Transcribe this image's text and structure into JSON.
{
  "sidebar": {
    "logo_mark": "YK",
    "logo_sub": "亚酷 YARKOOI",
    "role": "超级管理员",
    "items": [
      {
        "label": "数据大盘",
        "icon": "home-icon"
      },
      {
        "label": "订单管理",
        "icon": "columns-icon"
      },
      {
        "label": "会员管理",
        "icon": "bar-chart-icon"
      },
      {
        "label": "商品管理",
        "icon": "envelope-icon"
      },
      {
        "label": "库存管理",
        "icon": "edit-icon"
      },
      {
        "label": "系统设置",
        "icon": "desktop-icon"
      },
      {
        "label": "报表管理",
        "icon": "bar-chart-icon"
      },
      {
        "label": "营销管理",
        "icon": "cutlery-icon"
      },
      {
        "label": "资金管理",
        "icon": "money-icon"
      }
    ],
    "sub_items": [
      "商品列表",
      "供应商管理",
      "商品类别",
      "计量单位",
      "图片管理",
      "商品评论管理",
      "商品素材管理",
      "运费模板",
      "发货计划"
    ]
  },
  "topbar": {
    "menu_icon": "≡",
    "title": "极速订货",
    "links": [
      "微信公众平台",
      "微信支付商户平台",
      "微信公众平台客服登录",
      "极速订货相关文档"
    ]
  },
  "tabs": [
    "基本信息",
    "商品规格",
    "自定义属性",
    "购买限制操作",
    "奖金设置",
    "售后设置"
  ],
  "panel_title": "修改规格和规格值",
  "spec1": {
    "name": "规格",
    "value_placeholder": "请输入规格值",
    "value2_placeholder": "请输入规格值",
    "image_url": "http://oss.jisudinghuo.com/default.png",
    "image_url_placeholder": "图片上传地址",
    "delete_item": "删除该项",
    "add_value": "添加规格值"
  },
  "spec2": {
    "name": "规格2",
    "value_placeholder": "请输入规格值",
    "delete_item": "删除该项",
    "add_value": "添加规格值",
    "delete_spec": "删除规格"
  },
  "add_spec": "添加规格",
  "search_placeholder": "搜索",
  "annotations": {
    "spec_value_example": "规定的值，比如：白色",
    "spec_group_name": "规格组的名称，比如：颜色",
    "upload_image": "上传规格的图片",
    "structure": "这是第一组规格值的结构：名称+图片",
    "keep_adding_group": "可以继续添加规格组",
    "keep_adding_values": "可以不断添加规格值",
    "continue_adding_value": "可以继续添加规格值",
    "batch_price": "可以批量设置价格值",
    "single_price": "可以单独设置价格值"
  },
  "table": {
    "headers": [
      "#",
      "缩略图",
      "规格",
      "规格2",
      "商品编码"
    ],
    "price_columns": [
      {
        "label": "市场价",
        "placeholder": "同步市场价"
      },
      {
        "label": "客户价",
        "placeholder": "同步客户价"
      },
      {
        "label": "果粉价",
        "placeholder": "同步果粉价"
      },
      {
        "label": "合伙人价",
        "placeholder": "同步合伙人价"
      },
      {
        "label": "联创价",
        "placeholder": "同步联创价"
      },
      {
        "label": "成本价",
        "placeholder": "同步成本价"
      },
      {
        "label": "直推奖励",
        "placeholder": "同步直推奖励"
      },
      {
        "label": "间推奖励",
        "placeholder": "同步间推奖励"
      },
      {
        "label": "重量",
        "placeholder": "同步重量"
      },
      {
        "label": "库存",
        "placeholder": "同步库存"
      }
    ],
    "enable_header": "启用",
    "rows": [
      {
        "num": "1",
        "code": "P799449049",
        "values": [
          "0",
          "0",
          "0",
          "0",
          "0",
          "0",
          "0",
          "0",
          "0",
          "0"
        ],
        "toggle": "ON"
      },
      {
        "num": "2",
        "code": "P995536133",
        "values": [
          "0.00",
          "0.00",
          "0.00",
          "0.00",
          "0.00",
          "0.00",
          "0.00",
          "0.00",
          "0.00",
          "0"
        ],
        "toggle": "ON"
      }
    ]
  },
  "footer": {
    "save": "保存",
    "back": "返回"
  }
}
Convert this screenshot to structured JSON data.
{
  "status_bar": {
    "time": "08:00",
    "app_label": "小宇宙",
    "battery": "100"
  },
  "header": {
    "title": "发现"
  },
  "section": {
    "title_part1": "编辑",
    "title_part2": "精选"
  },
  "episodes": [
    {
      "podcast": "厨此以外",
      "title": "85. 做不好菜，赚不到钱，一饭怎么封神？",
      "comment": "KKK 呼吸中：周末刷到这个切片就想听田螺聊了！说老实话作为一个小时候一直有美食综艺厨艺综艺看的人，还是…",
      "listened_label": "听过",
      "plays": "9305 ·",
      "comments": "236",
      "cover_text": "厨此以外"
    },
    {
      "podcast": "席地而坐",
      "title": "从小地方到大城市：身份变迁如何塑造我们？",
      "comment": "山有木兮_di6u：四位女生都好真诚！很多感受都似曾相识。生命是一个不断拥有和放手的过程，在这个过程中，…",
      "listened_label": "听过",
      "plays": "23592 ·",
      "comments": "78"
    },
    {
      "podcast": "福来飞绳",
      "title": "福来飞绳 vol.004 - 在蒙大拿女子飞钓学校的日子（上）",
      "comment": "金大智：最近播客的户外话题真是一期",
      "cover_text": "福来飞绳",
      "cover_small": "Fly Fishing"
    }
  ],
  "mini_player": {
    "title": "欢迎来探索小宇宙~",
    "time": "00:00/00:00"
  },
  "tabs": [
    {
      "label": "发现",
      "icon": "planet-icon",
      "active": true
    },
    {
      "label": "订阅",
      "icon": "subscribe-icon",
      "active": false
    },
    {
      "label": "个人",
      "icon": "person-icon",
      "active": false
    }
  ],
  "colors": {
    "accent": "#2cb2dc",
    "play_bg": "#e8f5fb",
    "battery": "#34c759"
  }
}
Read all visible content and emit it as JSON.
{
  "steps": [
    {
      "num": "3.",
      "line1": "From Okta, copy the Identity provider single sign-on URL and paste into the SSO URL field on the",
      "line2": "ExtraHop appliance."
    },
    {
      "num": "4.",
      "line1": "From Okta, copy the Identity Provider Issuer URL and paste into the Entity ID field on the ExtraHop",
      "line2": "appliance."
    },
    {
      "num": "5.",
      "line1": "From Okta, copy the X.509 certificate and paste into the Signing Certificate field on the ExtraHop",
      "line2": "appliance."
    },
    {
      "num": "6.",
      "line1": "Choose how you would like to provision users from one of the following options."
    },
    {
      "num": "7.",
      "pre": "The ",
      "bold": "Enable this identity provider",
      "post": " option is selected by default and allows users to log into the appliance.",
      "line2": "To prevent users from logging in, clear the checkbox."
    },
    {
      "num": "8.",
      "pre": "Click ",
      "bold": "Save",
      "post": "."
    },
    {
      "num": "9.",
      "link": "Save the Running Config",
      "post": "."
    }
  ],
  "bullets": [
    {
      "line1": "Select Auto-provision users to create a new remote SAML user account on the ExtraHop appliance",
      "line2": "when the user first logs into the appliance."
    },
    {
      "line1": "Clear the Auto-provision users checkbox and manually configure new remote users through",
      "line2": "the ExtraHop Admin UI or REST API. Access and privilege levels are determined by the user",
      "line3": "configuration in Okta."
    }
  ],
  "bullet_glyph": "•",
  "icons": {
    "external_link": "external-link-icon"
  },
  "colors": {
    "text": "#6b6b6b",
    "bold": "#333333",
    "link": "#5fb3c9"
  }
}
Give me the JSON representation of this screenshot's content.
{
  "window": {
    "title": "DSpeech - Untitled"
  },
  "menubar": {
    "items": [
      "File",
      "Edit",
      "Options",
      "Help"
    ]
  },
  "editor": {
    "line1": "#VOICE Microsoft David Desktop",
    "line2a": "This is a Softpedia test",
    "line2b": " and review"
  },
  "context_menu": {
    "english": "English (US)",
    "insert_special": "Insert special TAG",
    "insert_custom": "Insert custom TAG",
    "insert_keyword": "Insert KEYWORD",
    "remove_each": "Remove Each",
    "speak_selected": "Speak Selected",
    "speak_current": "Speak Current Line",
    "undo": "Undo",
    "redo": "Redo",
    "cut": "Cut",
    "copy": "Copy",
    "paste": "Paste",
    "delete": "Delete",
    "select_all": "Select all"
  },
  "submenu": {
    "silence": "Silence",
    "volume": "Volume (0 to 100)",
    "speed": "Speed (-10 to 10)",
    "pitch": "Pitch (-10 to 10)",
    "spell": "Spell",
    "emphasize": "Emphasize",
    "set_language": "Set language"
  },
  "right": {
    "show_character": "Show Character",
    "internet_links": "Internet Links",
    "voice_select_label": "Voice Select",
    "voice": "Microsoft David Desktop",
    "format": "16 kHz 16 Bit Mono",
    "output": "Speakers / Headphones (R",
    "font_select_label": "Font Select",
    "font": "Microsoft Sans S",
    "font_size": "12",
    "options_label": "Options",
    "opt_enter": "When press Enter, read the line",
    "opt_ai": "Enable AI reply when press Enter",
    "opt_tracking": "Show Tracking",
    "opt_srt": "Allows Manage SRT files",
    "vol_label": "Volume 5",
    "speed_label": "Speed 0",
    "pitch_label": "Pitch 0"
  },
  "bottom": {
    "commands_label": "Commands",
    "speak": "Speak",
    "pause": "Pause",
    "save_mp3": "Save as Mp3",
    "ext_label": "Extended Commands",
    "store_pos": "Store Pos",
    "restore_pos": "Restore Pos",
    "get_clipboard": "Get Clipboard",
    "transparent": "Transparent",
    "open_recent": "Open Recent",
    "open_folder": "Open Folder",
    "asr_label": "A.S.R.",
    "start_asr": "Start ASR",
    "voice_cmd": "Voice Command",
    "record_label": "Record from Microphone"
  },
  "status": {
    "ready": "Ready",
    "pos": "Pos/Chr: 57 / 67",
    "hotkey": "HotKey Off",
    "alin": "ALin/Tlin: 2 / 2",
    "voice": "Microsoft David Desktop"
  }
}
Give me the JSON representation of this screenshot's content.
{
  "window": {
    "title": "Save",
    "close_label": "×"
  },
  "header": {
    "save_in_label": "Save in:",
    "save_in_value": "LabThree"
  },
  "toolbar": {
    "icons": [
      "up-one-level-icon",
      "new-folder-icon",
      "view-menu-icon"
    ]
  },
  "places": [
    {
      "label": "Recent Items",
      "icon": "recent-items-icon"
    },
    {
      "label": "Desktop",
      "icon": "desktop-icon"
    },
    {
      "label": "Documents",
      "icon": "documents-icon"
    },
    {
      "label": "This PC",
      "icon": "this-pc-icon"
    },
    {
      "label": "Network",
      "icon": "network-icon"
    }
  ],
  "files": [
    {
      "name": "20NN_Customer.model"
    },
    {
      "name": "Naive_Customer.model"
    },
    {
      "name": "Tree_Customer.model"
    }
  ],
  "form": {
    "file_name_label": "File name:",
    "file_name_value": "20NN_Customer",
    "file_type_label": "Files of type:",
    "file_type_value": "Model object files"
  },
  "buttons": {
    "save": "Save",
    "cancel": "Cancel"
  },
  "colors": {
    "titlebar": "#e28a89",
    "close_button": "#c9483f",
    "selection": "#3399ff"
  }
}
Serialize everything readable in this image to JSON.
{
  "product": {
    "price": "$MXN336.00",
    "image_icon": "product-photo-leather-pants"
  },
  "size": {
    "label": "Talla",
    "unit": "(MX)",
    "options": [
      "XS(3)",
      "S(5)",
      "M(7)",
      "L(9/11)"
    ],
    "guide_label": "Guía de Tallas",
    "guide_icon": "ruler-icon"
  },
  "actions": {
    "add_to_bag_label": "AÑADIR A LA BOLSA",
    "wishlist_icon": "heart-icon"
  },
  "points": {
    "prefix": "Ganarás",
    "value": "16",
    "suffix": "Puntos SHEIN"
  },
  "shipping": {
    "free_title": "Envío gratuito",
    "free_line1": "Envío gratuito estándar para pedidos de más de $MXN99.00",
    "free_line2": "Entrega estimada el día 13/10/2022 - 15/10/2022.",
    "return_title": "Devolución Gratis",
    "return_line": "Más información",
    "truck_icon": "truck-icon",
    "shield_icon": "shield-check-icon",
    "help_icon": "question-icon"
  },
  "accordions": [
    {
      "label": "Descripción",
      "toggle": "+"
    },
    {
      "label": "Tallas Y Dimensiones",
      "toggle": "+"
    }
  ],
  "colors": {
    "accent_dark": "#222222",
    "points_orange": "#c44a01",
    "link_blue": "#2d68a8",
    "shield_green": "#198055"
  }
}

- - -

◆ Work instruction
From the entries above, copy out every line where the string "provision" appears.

◆ Result of the exercise
      "line1": "Choose how you would like to provision users from one of the following options."
      "line1": "Select Auto-provision users to create a new remote SAML user account on the ExtraHop appliance",
      "line1": "Clear the Auto-provision users checkbox and manually configure new remote users through",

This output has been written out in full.